There are situations in which you make ask, can a cop tell you to leave public property. Knowing your rights is the first step to a successful encounter with the police. Whether you are protesting, or just standing on a street corner, you have certain rights. Keep reading to find out what those rights are.
Can a Cop Tell You to Leave Public Property?
The answer to this question depends on the legality of the officer’s order. If the officer tells you to leave because you’re disrupting traffic, the order is valid. If you are breaking the law in some other way, the order is legal. And if the officer tells you to leave because they disagree with your message, it’s void.
If you break any laws regulating the free flow of traffic or pedestrian safety, that’s illegal. If you are merely congregating on the sidewalk, you have every right to be there. Without giving a logical reason, a police officer cannot tell you to leave.
Traditional Public Forums
Your rights are the strongest when you are on streets, parks, or sidewalks.

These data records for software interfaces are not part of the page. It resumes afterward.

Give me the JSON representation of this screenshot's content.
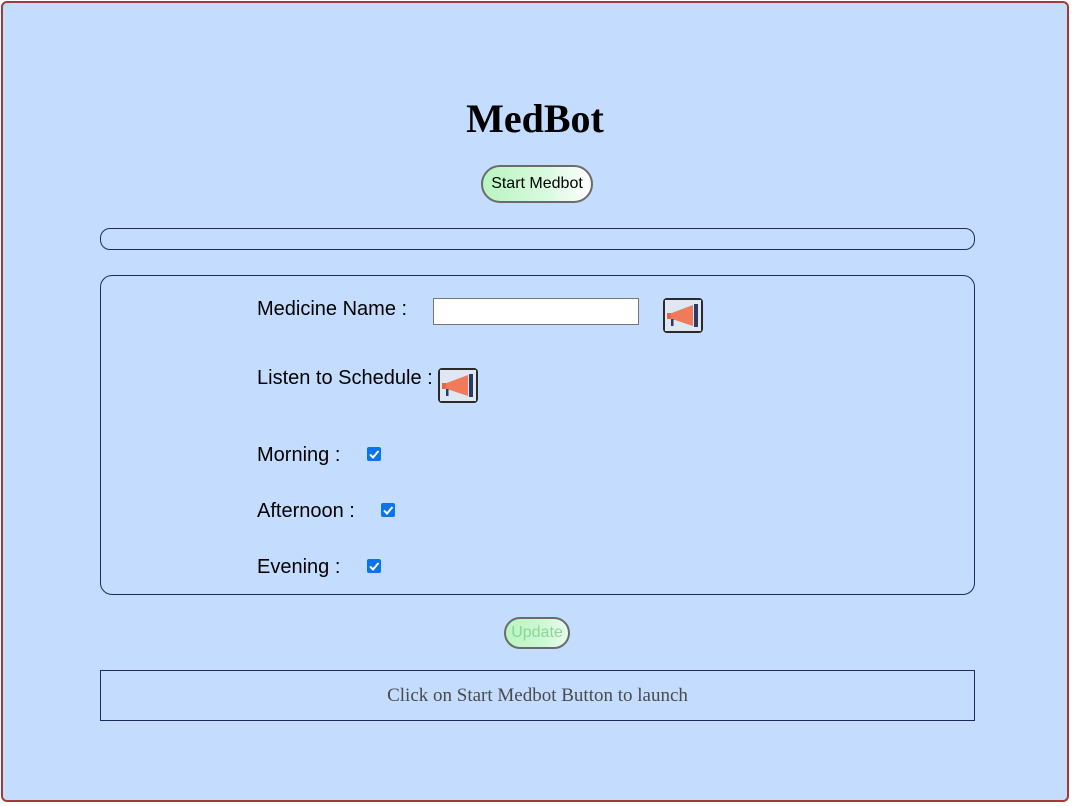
{
  "app": {
    "title": "MedBot",
    "start_button_label": "Start Medbot"
  },
  "progress": {
    "value": 0
  },
  "form": {
    "medicine_name_label": "Medicine Name :",
    "medicine_name_value": "",
    "medicine_name_placeholder": "",
    "speak_medicine_icon": "megaphone-icon",
    "listen_schedule_label": "Listen to Schedule :",
    "speak_schedule_icon": "megaphone-icon",
    "morning_label": "Morning :",
    "morning_checked": true,
    "afternoon_label": "Afternoon :",
    "afternoon_checked": true,
    "evening_label": "Evening :",
    "evening_checked": true
  },
  "update_button_label": "Update",
  "status_message": "Click on Start Medbot Button to launch",
  "colors": {
    "background": "#c4ddff",
    "frame_border": "#a33a3a",
    "button_green": "#b8f5c0",
    "checkbox_blue": "#0a74ea",
    "megaphone": "#f07a5a"
  }
}
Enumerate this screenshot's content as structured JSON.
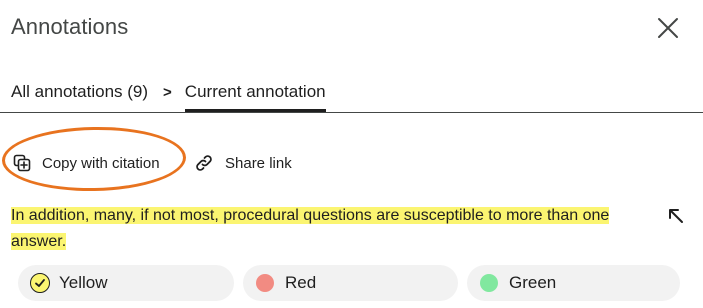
{
  "panel": {
    "title": "Annotations",
    "close_icon": "close-icon"
  },
  "breadcrumb": {
    "all_label": "All annotations (9)",
    "separator": ">",
    "current_label": "Current annotation"
  },
  "actions": {
    "copy_label": "Copy with citation",
    "copy_icon": "copy-icon",
    "share_label": "Share link",
    "share_icon": "link-icon"
  },
  "annotation": {
    "text": "In addition, many, if not most, procedural questions are susceptible to more than one answer.",
    "highlight_color": "#fbf571",
    "goto_icon": "arrow-up-left-icon"
  },
  "colors": [
    {
      "label": "Yellow",
      "hex": "#fbf571",
      "selected": true
    },
    {
      "label": "Red",
      "hex": "#f28b82",
      "selected": false
    },
    {
      "label": "Green",
      "hex": "#81e89f",
      "selected": false
    }
  ],
  "callout_color": "#e8731f"
}
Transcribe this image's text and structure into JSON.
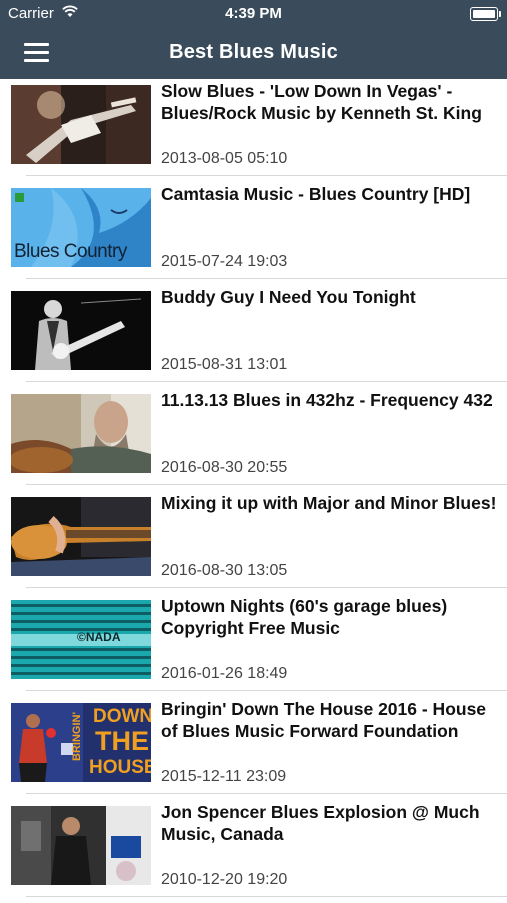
{
  "status_bar": {
    "carrier": "Carrier",
    "time": "4:39 PM",
    "wifi_icon": "wifi-icon",
    "battery_icon": "battery-icon"
  },
  "nav": {
    "title": "Best Blues Music",
    "menu_icon": "hamburger-menu-icon",
    "background": "#3a4c5b"
  },
  "videos": [
    {
      "title": "Slow Blues - 'Low Down In Vegas' - Blues/Rock Music by  Kenneth St. King",
      "date": "2013-08-05 05:10"
    },
    {
      "title": "Camtasia Music - Blues Country [HD]",
      "date": "2015-07-24 19:03",
      "thumb_text": "Blues Country"
    },
    {
      "title": "Buddy Guy   I Need You Tonight",
      "date": "2015-08-31 13:01"
    },
    {
      "title": "11.13.13 Blues in 432hz - Frequency 432",
      "date": "2016-08-30 20:55"
    },
    {
      "title": "Mixing it up with Major and Minor Blues!",
      "date": "2016-08-30 13:05"
    },
    {
      "title": "Uptown Nights (60's garage blues) Copyright Free Music",
      "date": "2016-01-26 18:49",
      "thumb_text": "©NADA"
    },
    {
      "title": "Bringin' Down The House 2016 - House of Blues Music Forward Foundation",
      "date": "2015-12-11 23:09",
      "thumb_text": [
        "BRINGIN'",
        "DOWN",
        "THE",
        "HOUSE"
      ]
    },
    {
      "title": "Jon Spencer Blues Explosion @ Much Music, Canada",
      "date": "2010-12-20 19:20"
    }
  ]
}
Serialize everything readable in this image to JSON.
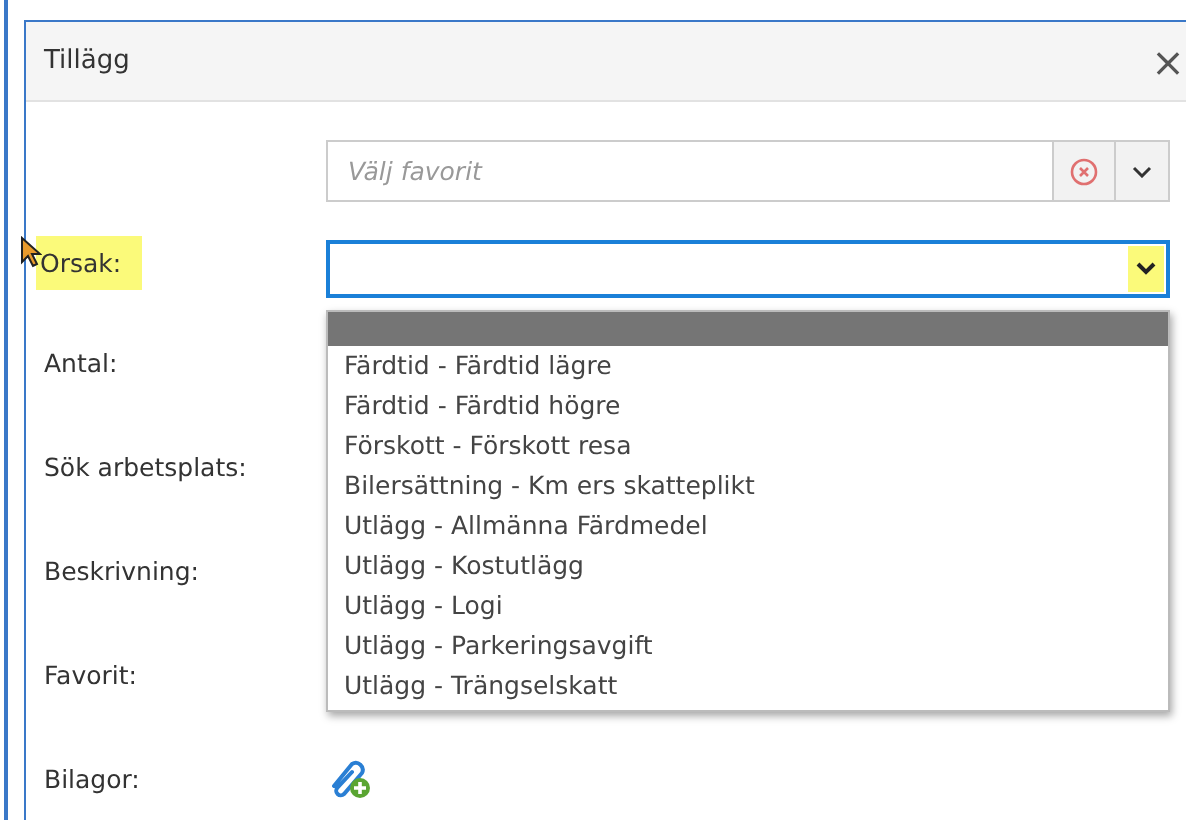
{
  "dialog": {
    "title": "Tillägg",
    "close": "×"
  },
  "favorite_picker": {
    "placeholder": "Välj favorit"
  },
  "form": {
    "fields": [
      {
        "label": "Orsak:",
        "kind": "select",
        "highlighted": true
      },
      {
        "label": "Antal:",
        "kind": "blank",
        "highlighted": false
      },
      {
        "label": "Sök arbetsplats:",
        "kind": "blank",
        "highlighted": false
      },
      {
        "label": "Beskrivning:",
        "kind": "blank",
        "highlighted": false
      },
      {
        "label": "Favorit:",
        "kind": "blank",
        "highlighted": false
      },
      {
        "label": "Bilagor:",
        "kind": "attach",
        "highlighted": false
      }
    ]
  },
  "orsak_select": {
    "expanded": true,
    "arrow_highlighted": true,
    "options": [
      {
        "selected": true
      },
      {
        "label": "Färdtid - Färdtid lägre",
        "selected": false
      },
      {
        "label": "Färdtid - Färdtid högre",
        "selected": false
      },
      {
        "label": "Förskott - Förskott resa",
        "selected": false
      },
      {
        "label": "Bilersättning - Km ers skatteplikt",
        "selected": false
      },
      {
        "label": "Utlägg - Allmänna Färdmedel",
        "selected": false
      },
      {
        "label": "Utlägg - Kostutlägg",
        "selected": false
      },
      {
        "label": "Utlägg - Logi",
        "selected": false
      },
      {
        "label": "Utlägg - Parkeringsavgift",
        "selected": false
      },
      {
        "label": "Utlägg - Trängselskatt",
        "selected": false
      }
    ]
  }
}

Other public properties include plazas in front of government buildings. As long as you don’t interfere with the purpose of the building, you’re fine.

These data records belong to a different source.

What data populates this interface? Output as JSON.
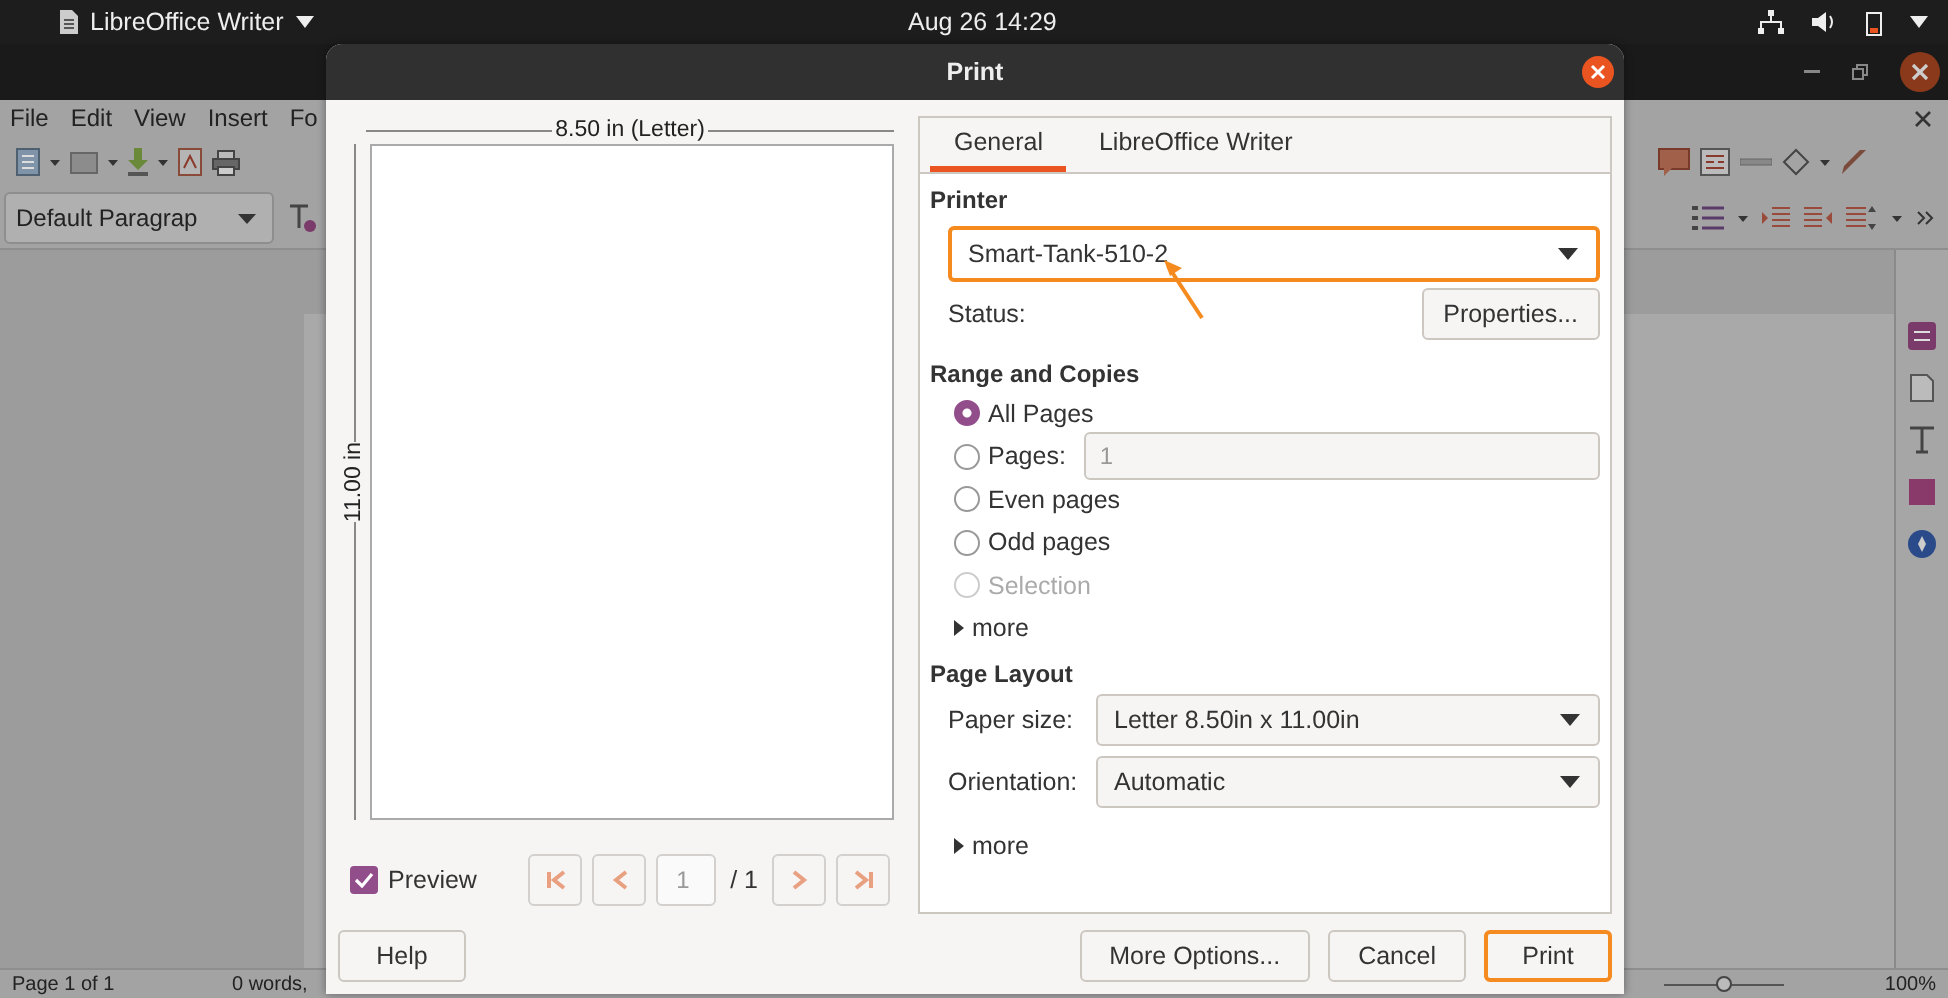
{
  "system_bar": {
    "app_name": "LibreOffice Writer",
    "clock": "Aug 26  14:29"
  },
  "writer": {
    "menu": [
      "File",
      "Edit",
      "View",
      "Insert",
      "Fo"
    ],
    "paragraph_style": "Default Paragrap",
    "status_bar": {
      "page": "Page 1 of 1",
      "words": "0 words,",
      "zoom": "100%",
      "zoom_slider": {
        "level": 0.5
      }
    }
  },
  "dialog": {
    "title": "Print",
    "preview": {
      "width_label": "8.50 in (Letter)",
      "height_label": "11.00 in",
      "show_preview": {
        "label": "Preview",
        "checked": true
      },
      "page_field": "1",
      "page_total": "/ 1"
    },
    "tabs": [
      {
        "label": "General",
        "selected": true
      },
      {
        "label": "LibreOffice Writer",
        "selected": false
      }
    ],
    "printer": {
      "heading": "Printer",
      "selected_printer": "Smart-Tank-510-2",
      "highlighted": true,
      "status_label": "Status:",
      "properties_button": "Properties..."
    },
    "range": {
      "heading": "Range and Copies",
      "options": [
        {
          "kind": "plain",
          "label": "All Pages",
          "selected": true,
          "disabled": false
        },
        {
          "kind": "field",
          "label": "Pages:",
          "selected": false,
          "disabled": false,
          "field_value": "1",
          "field_disabled": true
        },
        {
          "kind": "plain",
          "label": "Even pages",
          "selected": false,
          "disabled": false
        },
        {
          "kind": "plain",
          "label": "Odd pages",
          "selected": false,
          "disabled": false
        },
        {
          "kind": "plain",
          "label": "Selection",
          "selected": false,
          "disabled": true
        }
      ],
      "more": "more"
    },
    "layout": {
      "heading": "Page Layout",
      "rows": [
        {
          "label": "Paper size:",
          "value": "Letter 8.50in x 11.00in"
        },
        {
          "label": "Orientation:",
          "value": "Automatic"
        }
      ],
      "more": "more"
    },
    "buttons": [
      {
        "kind": "left",
        "label": "Help",
        "highlighted": false
      },
      {
        "kind": "right",
        "label": "More Options...",
        "highlighted": false
      },
      {
        "kind": "right",
        "label": "Cancel",
        "highlighted": false
      },
      {
        "kind": "right",
        "label": "Print",
        "highlighted": true
      }
    ]
  }
}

You don’t need a permit if you’re walking on the sidewalks or in the street. If you obstruct car or pedestrian traffic, the police can ask you to move. Without a permit, you’ll need to allow others to pass safely.
You are free to enter and gather information in public places. You have to make sure, however, that you are not disturbing those around you. Occupying a public place does not make you immune from liability if you’re harassing others.
Property Open to the Public with Limitations
If a government-owned property has limitations to its access, you don’t get free reign. If you’re in a restricted area of a public building, you will need to leave. In addition, schools have public areas on campus, but the school might have limited access. If those areas connect to open public forums like the sidewalk, they might be accessible.
If You are Stopped by the Police While Protesting on Public Property
You have rights in this situation and they can apply to many different scenarios. There are also certain actions you should take when dealing with a tense situation. Some of these are:
Keep your hands visible and point out that you are not disrupting anyone’s activities. Also, your First Amendment right protects your right to assemble.
Don’t Argue or Resist
Even if you believe your rights are being violated, it’s best not to argue. Doing so could escalate the situation.
Consent to Search
You do not have to consent to a search of yourself or of your belongings. If a police officer believes there is probable cause, they can perform a pat-down.
Ask if You are Free to Go
Ask the officer if you are free to go. If they say yes, do so calmly. Don’t talk back, this gives the officer a reason to react negatively towards you. Your job is not to de-escalate the situation, that ability remains on them. If you can stay calm, however, that should help the situation.
The Right to Remain Silent
You do not have to answer any questions about yourself. If they ask you where you’re going or where you live, you can remain silent.
Blackman Bail Bonds Can Help
If you or a loved one has been arrested, please contact Blackman Bail Bonds. We collect all of the documents you need and are available 24 hours a day. We’ll walk you through the bail bonds process. Once we post your bail, you can wait for your trial in the comfort of your home.